Many investment firms that create mutual and exchange-traded funds (ETFs) incorporate ESG criteria into their analysis of public companies, while also taking into account individual investors’ ESG beliefs.
As such, they include not investing in companies involved with tobacco or gun production and screening for carbon emissions, worker safety protocols and diversity among company management.
1. Investing for the Long Term
ESG investing provides an effective way to align financial goals with environmental and social impact goals, contributing towards creating a more sustainable world. ESG also encourages long-term thinking among both investors and businesses despite short-term financial pressures.
Companies that prioritize environmental (or “E”) concerns strive to lower their carbon footprint and use natural resources efficiently and sustainably. Furthermore, such businesses may place emphasis on employee safety, diversity and inclusion initiatives and governance issues such as board structure, executive compensation and transparency as part of their agendas.
Social, or “S” factors, include interactions among employees, customers and communities. Businesses which prioritize racial justice, community engagement and worker satisfaction often experience increased employee loyalty as well as brand reputation enhancement.
2. Investing for Social Impact
Consider investing in businesses that put the environment first, respect employees and value diversity and equity. This might involve cutting carbon emissions, supporting reforestation projects and biodiversity conservation, setting energy efficiency goals or providing safe workplaces.

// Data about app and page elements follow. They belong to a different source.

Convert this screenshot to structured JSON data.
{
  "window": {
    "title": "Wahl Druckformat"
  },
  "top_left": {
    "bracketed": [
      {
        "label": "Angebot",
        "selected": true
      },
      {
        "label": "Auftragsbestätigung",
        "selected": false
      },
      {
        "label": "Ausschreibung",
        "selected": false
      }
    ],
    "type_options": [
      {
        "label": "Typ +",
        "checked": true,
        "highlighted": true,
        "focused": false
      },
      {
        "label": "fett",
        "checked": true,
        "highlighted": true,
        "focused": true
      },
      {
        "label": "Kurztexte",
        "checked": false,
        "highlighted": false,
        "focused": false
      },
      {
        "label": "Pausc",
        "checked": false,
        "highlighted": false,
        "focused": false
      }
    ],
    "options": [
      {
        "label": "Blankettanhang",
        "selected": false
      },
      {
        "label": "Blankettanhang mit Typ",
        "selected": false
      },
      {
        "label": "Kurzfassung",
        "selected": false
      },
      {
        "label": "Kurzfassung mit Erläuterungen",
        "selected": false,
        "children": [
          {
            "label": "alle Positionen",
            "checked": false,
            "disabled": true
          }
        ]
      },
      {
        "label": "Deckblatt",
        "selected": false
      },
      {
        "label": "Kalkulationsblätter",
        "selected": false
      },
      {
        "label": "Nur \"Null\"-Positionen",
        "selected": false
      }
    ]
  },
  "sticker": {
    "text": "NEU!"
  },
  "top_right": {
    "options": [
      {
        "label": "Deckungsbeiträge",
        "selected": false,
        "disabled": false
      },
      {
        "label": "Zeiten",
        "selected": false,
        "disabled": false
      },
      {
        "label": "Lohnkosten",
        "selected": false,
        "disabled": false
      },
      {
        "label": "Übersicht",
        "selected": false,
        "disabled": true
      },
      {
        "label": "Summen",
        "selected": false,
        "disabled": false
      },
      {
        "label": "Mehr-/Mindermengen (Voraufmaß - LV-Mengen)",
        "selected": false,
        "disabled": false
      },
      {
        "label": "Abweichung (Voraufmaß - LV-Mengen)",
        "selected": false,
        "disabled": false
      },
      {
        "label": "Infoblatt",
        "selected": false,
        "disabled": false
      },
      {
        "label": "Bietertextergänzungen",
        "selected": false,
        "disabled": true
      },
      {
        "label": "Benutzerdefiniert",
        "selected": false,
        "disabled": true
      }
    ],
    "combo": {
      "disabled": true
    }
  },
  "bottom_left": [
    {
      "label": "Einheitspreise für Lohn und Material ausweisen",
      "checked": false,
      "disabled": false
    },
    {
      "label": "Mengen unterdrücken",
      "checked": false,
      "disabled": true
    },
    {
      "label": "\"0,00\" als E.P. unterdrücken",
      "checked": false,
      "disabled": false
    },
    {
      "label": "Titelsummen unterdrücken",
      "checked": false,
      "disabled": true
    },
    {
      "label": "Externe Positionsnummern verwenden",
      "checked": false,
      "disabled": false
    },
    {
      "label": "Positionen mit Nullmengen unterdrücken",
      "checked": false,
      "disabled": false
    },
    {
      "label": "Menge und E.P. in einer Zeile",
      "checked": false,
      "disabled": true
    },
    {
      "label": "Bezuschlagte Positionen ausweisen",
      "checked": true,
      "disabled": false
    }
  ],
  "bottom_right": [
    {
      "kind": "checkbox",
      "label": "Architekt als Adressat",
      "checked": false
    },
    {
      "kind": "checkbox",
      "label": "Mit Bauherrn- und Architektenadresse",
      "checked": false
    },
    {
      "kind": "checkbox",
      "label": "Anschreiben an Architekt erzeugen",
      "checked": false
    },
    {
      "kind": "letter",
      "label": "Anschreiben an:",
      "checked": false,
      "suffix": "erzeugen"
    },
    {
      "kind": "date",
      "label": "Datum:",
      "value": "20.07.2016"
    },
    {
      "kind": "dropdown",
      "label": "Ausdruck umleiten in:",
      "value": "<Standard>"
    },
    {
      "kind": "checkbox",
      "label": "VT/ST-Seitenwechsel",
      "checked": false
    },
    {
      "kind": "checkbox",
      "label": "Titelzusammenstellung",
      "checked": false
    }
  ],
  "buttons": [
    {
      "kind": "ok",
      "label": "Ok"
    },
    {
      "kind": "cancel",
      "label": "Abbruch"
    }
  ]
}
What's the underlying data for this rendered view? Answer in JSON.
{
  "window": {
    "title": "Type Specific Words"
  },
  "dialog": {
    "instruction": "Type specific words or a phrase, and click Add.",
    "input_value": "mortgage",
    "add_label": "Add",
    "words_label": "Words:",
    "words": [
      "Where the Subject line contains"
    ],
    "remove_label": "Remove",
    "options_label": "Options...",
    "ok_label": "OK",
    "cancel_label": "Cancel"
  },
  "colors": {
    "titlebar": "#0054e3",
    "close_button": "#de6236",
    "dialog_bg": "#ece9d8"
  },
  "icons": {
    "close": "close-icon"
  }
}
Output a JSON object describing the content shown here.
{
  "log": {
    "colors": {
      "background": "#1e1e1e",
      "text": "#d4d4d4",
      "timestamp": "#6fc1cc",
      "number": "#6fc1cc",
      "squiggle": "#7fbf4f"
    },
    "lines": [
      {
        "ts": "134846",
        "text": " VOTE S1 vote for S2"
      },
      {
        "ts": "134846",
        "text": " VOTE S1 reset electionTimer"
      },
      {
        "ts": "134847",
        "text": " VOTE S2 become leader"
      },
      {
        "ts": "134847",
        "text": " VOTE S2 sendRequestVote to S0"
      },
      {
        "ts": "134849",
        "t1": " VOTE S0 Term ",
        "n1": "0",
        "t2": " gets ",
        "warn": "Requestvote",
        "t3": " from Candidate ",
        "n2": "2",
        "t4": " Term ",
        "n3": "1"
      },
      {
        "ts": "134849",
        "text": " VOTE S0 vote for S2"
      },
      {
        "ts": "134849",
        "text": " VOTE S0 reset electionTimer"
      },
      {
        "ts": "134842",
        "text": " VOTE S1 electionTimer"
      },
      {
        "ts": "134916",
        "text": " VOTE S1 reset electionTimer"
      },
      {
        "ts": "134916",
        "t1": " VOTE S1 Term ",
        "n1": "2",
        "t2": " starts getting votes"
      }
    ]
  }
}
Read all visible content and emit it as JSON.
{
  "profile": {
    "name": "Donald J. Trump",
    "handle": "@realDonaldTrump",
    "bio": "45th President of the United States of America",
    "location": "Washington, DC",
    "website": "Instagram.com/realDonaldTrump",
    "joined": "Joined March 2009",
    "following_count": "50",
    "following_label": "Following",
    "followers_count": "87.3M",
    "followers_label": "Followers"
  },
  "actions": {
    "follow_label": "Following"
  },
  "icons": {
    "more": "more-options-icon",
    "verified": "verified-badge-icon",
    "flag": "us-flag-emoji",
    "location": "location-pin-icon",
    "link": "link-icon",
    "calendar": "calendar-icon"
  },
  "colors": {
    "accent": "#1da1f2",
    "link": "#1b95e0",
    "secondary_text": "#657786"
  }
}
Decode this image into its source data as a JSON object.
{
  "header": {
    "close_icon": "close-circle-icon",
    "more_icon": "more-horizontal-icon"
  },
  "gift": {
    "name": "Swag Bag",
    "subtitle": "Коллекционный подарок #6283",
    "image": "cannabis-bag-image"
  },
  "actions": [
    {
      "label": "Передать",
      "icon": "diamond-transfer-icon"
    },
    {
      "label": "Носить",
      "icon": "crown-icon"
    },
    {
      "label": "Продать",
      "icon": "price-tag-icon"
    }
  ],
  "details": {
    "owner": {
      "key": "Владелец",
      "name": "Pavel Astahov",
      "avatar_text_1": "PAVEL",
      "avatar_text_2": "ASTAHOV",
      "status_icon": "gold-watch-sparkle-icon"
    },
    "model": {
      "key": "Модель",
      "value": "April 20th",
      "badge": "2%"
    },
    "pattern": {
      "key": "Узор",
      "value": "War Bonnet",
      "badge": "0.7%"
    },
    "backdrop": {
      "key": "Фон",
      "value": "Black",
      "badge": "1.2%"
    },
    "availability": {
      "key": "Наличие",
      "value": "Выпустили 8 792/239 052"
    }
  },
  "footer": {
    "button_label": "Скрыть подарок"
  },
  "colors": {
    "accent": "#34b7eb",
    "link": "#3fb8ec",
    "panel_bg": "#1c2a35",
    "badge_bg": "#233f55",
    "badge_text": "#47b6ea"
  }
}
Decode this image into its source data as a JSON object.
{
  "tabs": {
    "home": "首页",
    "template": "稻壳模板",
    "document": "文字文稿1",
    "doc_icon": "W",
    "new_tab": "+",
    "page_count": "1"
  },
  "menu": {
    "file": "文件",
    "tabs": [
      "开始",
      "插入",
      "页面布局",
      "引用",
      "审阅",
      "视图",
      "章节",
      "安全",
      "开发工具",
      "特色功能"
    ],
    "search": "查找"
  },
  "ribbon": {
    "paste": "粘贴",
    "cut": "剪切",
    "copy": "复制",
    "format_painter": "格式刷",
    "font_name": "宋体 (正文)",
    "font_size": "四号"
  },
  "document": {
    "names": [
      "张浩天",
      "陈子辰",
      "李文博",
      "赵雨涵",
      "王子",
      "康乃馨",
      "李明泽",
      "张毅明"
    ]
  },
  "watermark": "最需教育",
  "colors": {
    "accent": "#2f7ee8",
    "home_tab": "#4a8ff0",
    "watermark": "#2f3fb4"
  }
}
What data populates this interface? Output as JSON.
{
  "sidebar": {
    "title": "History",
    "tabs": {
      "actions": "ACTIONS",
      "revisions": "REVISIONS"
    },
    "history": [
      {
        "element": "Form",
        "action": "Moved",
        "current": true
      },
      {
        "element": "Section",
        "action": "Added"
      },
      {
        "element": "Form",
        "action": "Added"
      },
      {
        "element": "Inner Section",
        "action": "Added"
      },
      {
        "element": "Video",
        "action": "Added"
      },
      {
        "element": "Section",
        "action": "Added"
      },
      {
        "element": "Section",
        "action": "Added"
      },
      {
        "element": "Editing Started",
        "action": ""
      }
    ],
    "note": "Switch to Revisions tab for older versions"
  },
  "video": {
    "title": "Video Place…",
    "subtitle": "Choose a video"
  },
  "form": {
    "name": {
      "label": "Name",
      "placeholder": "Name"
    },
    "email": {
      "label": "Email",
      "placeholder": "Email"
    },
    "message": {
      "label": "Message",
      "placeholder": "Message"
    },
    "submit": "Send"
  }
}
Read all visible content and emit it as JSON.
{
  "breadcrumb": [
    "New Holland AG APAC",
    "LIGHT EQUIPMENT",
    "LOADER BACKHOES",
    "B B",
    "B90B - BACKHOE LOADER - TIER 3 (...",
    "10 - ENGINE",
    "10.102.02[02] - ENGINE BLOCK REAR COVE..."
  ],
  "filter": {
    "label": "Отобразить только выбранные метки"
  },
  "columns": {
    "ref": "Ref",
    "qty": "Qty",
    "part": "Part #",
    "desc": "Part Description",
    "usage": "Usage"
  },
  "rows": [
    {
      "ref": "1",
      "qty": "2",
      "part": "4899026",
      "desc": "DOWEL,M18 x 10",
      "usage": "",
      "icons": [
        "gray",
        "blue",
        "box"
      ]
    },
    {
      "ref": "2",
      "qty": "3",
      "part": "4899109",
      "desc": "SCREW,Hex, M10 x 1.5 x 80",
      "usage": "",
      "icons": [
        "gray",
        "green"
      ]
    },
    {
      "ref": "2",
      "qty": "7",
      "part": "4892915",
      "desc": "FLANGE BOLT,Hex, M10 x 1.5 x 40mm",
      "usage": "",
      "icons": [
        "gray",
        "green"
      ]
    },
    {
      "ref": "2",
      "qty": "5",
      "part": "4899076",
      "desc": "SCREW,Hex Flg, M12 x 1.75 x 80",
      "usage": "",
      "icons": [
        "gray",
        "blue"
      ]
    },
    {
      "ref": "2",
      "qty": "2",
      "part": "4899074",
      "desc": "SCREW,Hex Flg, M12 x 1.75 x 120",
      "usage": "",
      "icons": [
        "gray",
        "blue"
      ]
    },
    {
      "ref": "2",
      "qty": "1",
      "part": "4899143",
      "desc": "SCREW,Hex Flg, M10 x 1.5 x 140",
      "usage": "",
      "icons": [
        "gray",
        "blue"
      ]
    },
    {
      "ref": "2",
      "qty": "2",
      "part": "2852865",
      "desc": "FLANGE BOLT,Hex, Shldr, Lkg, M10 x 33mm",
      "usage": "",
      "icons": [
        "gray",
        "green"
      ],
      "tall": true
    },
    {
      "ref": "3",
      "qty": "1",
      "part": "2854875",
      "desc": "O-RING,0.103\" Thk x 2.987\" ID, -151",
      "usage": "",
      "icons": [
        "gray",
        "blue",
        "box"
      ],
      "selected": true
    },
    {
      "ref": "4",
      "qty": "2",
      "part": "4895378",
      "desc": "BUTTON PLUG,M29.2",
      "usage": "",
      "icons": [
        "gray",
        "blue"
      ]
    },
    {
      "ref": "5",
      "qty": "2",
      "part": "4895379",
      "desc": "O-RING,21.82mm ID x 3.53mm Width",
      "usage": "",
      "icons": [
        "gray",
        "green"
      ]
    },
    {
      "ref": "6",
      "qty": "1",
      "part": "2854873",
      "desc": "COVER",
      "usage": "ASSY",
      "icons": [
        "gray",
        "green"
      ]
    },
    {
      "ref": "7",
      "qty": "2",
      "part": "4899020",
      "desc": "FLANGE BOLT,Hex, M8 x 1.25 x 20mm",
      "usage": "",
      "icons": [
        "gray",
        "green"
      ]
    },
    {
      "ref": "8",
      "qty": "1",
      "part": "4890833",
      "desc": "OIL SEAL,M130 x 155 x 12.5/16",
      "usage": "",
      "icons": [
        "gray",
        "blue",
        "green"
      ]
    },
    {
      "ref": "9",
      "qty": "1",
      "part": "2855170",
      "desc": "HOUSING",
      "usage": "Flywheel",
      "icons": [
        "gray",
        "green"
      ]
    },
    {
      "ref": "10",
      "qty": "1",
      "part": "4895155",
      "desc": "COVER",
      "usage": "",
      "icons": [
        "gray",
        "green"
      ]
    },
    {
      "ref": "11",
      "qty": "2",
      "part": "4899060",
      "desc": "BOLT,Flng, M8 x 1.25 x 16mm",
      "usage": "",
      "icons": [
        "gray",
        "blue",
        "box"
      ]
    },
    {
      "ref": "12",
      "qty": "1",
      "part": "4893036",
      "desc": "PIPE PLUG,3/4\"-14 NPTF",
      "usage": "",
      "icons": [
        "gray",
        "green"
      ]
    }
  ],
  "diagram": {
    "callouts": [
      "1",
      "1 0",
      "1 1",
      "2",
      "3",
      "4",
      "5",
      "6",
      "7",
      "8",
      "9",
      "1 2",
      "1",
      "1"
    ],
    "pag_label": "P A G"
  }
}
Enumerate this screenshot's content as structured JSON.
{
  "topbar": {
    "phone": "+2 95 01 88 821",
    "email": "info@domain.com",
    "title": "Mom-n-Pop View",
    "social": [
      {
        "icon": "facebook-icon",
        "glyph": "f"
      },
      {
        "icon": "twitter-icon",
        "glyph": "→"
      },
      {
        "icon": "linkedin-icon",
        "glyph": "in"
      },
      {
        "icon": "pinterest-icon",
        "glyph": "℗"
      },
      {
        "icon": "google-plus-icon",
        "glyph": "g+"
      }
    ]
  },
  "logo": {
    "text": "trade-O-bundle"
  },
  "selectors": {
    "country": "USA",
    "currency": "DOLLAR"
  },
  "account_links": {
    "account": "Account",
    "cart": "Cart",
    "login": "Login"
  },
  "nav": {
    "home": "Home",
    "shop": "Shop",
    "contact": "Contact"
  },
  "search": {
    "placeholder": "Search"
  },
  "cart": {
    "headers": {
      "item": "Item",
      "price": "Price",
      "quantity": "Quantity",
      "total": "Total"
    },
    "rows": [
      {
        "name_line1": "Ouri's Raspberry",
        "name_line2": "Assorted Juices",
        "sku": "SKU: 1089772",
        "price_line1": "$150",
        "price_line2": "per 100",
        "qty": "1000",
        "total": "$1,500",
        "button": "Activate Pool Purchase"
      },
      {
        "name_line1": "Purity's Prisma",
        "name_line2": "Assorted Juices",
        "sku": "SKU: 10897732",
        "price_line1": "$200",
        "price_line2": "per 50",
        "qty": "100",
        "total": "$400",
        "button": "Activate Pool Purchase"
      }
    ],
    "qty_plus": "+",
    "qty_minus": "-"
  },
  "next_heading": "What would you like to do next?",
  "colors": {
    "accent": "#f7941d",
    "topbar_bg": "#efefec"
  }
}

Investors are increasingly pushing companies for more disclosure on issues ranging from their carbon footprint to how they address racial inequity in their workplaces. Furthermore, investors are voting their dollars through shareholder resolutions and proxy votes in order to force corporate management’s hand on crucial topics like gender pay gap and board diversity issues.
Sustainable investing comes in many forms – mutual funds and exchange-traded funds (ETFs), individual stocks and bonds, etc. As numerous studies show, ESG investments often offer superior financial returns while simultaneously creating positive social impacts.
3. Investing for Sustainability
Many investors are lobbying companies to disclose more on their environmental impact, human rights compliance and governance practices. Investors are demanding increased disclosure on carbon emissions, safety protocols and the number of women and people of color holding leadership roles within organizations. Furthermore, more voters are voting consciously at annual shareholder meetings.
Global challenges such as climate risk, privacy and data security concerns, demographic shifts, and regulatory pressures present investors with new risks that they may not recognize through traditional analysis. Blowups such as the BP oil spill and VW emissions scandal demonstrate that companies operating unethically or in poor working environments may incur substantial financial costs as a result.
Education initiatives targeted towards both investors and companies can foster an environment conducive to responsible investing, while regulatory frameworks that foster sustainable financing may make accessing low-cost capital easier for businesses. Products like sustainability-linked debt may offer businesses incentives for improving their ESG performance by linking interest rate payments directly with meeting agreed targets.
4. Investing for You
ESG investing can be an excellent way to align your financial planning and investment decisions with what matters to you. Investors can explore products tied to long-term trends like renewable energy, circular economies and sustainability reporting; or select funds with specific rating systems.
ESG factors encompass everything from a company’s carbon and nature footprints, employee and customer treatment policies and diversity management procedures, all the way to their diversity management policies – policies which can help companies reduce risks while simultaneously building brand equity and increasing bottom line performance.
Critics contend that too many investors oversimplify the impact of ESG investing, with an emphasis on environmental or social issues such as climate change, racial equity and gender diversity. Critics point out that such investments may include investments with lesser companies in their industry or those involved in recent scandals such as BP’s Gulf of Mexico oil spill or Volkswagen emissions scandal.